■ SOURCE MATERIAL ■
....................
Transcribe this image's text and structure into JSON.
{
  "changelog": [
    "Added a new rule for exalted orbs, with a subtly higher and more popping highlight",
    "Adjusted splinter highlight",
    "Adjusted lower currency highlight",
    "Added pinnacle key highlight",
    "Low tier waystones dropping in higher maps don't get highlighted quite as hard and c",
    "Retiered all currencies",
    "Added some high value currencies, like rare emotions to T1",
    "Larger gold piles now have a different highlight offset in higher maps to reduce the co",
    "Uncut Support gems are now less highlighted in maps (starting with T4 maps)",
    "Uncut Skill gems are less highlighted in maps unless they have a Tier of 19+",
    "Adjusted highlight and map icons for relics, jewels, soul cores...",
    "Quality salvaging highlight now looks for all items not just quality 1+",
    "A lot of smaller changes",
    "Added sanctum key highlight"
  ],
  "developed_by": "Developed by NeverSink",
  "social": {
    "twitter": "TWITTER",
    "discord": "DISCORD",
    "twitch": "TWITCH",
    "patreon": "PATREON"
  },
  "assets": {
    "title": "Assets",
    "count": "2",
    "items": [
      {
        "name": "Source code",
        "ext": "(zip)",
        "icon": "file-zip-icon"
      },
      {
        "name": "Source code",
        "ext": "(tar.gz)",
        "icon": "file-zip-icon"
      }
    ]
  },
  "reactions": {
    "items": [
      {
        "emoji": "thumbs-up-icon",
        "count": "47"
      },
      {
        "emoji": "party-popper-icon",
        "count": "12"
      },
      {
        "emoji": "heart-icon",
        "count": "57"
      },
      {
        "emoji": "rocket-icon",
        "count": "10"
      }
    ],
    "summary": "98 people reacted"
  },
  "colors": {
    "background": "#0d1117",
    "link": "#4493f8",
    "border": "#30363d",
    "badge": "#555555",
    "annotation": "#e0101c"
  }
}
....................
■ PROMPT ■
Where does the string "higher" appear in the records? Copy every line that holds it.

■ EXERCISE ANSWER ■
    "Added a new rule for exalted orbs, with a subtly higher and more popping highlight",
    "Low tier waystones dropping in higher maps don't get highlighted quite as hard and c",
    "Larger gold piles now have a different highlight offset in higher maps to reduce the co",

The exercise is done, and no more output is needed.